The people of the Haida Nation have occupied and collected food and materials from the Daawuuxusda Conservancy area since time immemorial. There are seven known Haida villages and seasonal camps within the conservancy at Gasi’ndas, Kaidju, Skaito, Kaisun, Nest, Chaatl, and Sl’asit.
The remote location of Daawuuxusda Conservancy provides an excellent opportunity to maintain biological diversity and natural environment values. Of concern, though is the presence of introduced mammals (e.g., raccoons, Norway rats and black-tailed deer) which pose a threat to local ecosystems. Sowthistle, an invasive non-native plant, also occurs here.
Daawuuxusda Conservancy has an important role in providing recreational opportunities such as fishing, wildlife viewing, kayaking and other boat travel, anchorage locations and places suitable for wilderness camping and hiking in a remote wilderness setting.
The terrestrial component of the heritage site/conservancy covers 70,490 hectares and extends from the southern edge of Rennell Sound and Graham Island, along the western shores of Moresby Island to Tasu Sound. The elevation range is from sea level to 1,120 metres.

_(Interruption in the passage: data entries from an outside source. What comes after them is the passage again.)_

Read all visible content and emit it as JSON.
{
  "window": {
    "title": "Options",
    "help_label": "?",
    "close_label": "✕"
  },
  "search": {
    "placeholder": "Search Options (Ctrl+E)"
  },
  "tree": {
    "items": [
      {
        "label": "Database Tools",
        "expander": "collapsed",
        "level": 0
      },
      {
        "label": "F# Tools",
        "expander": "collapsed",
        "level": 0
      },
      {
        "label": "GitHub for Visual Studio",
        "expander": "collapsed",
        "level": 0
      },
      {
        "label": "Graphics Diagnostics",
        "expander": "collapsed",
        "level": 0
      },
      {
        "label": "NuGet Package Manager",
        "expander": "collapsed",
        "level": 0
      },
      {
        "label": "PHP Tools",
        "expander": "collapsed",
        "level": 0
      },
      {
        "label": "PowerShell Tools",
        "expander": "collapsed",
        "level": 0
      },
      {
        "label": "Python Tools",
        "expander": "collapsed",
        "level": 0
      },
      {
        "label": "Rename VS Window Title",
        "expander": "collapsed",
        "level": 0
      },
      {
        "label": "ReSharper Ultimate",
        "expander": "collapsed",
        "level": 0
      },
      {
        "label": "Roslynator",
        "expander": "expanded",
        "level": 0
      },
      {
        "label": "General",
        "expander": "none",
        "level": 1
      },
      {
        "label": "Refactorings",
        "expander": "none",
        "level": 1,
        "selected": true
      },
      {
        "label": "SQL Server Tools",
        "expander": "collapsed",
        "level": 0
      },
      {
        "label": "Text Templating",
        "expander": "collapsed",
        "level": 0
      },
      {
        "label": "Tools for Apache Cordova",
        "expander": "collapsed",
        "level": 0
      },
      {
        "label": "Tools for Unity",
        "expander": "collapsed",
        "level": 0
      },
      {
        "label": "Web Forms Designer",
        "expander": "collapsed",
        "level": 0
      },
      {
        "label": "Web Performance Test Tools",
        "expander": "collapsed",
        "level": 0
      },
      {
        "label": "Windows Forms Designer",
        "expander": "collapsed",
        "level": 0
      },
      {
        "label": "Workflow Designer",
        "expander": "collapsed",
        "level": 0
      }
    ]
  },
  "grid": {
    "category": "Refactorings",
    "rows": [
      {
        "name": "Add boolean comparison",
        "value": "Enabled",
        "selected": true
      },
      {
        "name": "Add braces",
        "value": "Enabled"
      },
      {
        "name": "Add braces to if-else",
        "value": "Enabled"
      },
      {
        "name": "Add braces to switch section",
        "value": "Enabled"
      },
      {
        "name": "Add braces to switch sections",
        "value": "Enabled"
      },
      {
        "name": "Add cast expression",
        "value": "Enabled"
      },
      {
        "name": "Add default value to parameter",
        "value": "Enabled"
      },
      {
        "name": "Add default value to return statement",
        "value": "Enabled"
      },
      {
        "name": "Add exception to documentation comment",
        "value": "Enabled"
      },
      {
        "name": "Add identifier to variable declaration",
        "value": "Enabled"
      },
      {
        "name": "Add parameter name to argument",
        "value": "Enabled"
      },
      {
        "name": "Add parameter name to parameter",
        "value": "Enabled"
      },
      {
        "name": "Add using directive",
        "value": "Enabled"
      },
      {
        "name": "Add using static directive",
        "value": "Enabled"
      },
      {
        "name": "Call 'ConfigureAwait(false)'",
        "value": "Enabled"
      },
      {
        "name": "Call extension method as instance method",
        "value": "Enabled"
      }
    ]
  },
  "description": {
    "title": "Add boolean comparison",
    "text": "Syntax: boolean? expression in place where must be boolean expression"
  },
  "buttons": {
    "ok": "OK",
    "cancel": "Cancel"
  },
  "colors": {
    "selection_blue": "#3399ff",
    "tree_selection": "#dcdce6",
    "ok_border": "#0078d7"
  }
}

The marine component/foreshore area covers an area of 45,785 hectares. The marine environment is at the edge of the continental shelf and has high intertidal values with surfgrass habitat and eelgrass beds, kelp forest areas and nine estuaries that spill into some of the most productive marine habitat on Haida Gwaii.